[Website and app data records]
▽
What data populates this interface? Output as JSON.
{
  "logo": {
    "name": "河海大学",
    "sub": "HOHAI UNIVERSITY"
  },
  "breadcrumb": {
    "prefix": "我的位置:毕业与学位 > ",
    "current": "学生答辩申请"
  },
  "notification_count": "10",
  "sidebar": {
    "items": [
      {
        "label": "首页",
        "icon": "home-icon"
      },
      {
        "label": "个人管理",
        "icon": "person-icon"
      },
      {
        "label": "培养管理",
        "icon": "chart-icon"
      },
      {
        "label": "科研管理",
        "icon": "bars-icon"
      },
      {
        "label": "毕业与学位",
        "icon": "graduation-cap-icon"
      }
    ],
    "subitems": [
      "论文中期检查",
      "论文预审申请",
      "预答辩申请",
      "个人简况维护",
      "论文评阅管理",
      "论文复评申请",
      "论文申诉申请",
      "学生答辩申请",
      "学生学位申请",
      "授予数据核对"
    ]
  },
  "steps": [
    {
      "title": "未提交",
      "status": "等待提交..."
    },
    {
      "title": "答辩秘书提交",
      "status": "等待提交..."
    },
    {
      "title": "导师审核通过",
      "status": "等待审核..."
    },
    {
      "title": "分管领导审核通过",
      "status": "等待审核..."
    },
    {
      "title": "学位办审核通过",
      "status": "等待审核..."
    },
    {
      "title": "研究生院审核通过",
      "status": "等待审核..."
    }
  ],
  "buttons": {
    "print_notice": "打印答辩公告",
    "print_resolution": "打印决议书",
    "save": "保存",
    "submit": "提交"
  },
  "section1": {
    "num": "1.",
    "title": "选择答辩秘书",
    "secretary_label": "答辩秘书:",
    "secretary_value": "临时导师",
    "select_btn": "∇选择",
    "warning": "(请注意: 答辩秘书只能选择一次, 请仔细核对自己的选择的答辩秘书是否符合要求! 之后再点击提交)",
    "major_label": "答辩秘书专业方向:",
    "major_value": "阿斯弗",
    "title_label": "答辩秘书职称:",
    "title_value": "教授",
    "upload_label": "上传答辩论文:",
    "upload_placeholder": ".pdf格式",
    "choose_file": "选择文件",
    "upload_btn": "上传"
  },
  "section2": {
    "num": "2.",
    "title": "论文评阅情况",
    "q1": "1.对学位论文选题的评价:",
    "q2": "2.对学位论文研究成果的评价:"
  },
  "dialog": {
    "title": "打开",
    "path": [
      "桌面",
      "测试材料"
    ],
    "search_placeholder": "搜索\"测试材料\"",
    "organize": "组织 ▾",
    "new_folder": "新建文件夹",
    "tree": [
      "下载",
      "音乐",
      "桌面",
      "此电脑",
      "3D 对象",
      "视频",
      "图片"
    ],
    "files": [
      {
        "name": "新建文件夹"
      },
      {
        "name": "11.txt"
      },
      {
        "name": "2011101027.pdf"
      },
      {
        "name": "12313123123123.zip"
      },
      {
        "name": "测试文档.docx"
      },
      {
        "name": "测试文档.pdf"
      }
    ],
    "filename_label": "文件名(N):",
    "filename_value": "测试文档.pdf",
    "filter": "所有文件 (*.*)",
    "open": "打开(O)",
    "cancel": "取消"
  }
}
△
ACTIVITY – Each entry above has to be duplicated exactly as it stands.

WRITTEN SOLUTION –
What data populates this interface? Output as JSON.
{
  "logo": {
    "name": "河海大学",
    "sub": "HOHAI UNIVERSITY"
  },
  "breadcrumb": {
    "prefix": "我的位置:毕业与学位 > ",
    "current": "学生答辩申请"
  },
  "notification_count": "10",
  "sidebar": {
    "items": [
      {
        "label": "首页",
        "icon": "home-icon"
      },
      {
        "label": "个人管理",
        "icon": "person-icon"
      },
      {
        "label": "培养管理",
        "icon": "chart-icon"
      },
      {
        "label": "科研管理",
        "icon": "bars-icon"
      },
      {
        "label": "毕业与学位",
        "icon": "graduation-cap-icon"
      }
    ],
    "subitems": [
      "论文中期检查",
      "论文预审申请",
      "预答辩申请",
      "个人简况维护",
      "论文评阅管理",
      "论文复评申请",
      "论文申诉申请",
      "学生答辩申请",
      "学生学位申请",
      "授予数据核对"
    ]
  },
  "steps": [
    {
      "title": "未提交",
      "status": "等待提交..."
    },
    {
      "title": "答辩秘书提交",
      "status": "等待提交..."
    },
    {
      "title": "导师审核通过",
      "status": "等待审核..."
    },
    {
      "title": "分管领导审核通过",
      "status": "等待审核..."
    },
    {
      "title": "学位办审核通过",
      "status": "等待审核..."
    },
    {
      "title": "研究生院审核通过",
      "status": "等待审核..."
    }
  ],
  "buttons": {
    "print_notice": "打印答辩公告",
    "print_resolution": "打印决议书",
    "save": "保存",
    "submit": "提交"
  },
  "section1": {
    "num": "1.",
    "title": "选择答辩秘书",
    "secretary_label": "答辩秘书:",
    "secretary_value": "临时导师",
    "select_btn": "∇选择",
    "warning": "(请注意: 答辩秘书只能选择一次, 请仔细核对自己的选择的答辩秘书是否符合要求! 之后再点击提交)",
    "major_label": "答辩秘书专业方向:",
    "major_value": "阿斯弗",
    "title_label": "答辩秘书职称:",
    "title_value": "教授",
    "upload_label": "上传答辩论文:",
    "upload_placeholder": ".pdf格式",
    "choose_file": "选择文件",
    "upload_btn": "上传"
  },
  "section2": {
    "num": "2.",
    "title": "论文评阅情况",
    "q1": "1.对学位论文选题的评价:",
    "q2": "2.对学位论文研究成果的评价:"
  },
  "dialog": {
    "title": "打开",
    "path": [
      "桌面",
      "测试材料"
    ],
    "search_placeholder": "搜索\"测试材料\"",
    "organize": "组织 ▾",
    "new_folder": "新建文件夹",
    "tree": [
      "下载",
      "音乐",
      "桌面",
      "此电脑",
      "3D 对象",
      "视频",
      "图片"
    ],
    "files": [
      {
        "name": "新建文件夹"
      },
      {
        "name": "11.txt"
      },
      {
        "name": "2011101027.pdf"
      },
      {
        "name": "12313123123123.zip"
      },
      {
        "name": "测试文档.docx"
      },
      {
        "name": "测试文档.pdf"
      }
    ],
    "filename_label": "文件名(N):",
    "filename_value": "测试文档.pdf",
    "filter": "所有文件 (*.*)",
    "open": "打开(O)",
    "cancel": "取消"
  }
}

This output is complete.